In the end Keiko did experience freedom. Following extensive preparation he swam from Iceland to Norway with a pod of other whales. He spent the last year of his life being supported to live in the wild. He died in Norway in 2003.

There have been several good news stories lately of former captive dolphins and whales returning to the wild. Like Sampal, who escaped captivity in South Korea after four years and returned to her family  http://now.msn.com/sampal-the-dolphin-escapes-captivity-and-reunites-with-her-pod
Recent reports show Springer, an orphaned Orca, now has a calf of her own. This is the first time an Orca has successfully bred following release. Orcas have very complex social groupings and the story of how Springer’s original pod were identified demonstrates the value of research, like ORCA volunteers conduct, into whale habitats and migration: http://news.nationalgeographic.com/news/2013/07/130711-orca-killer-whale-canada-baby-animals-science/

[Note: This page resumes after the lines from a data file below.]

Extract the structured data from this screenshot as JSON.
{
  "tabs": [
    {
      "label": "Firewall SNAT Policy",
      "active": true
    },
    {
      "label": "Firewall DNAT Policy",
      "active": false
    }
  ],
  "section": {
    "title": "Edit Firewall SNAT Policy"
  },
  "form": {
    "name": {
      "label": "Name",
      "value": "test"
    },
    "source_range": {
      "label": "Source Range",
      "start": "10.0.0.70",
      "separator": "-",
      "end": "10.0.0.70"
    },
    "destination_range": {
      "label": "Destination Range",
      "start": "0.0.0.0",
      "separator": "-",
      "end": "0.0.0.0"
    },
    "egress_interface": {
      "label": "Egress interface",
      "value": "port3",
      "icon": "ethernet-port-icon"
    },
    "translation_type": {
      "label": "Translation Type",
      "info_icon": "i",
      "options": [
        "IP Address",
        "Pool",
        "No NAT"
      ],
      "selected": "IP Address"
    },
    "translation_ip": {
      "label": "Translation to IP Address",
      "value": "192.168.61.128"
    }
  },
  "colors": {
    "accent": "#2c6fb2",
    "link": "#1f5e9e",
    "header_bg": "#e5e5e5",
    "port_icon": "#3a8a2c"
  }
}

Get involved:

Understand more about the behaviour of wild whales and dolphins, help build a body of research by join ORCA as a volunteer
Find out more about Blackfish
Find out more about Keiko's story
Find out about Seaworld’s arguments



Article by Mary Anna Wright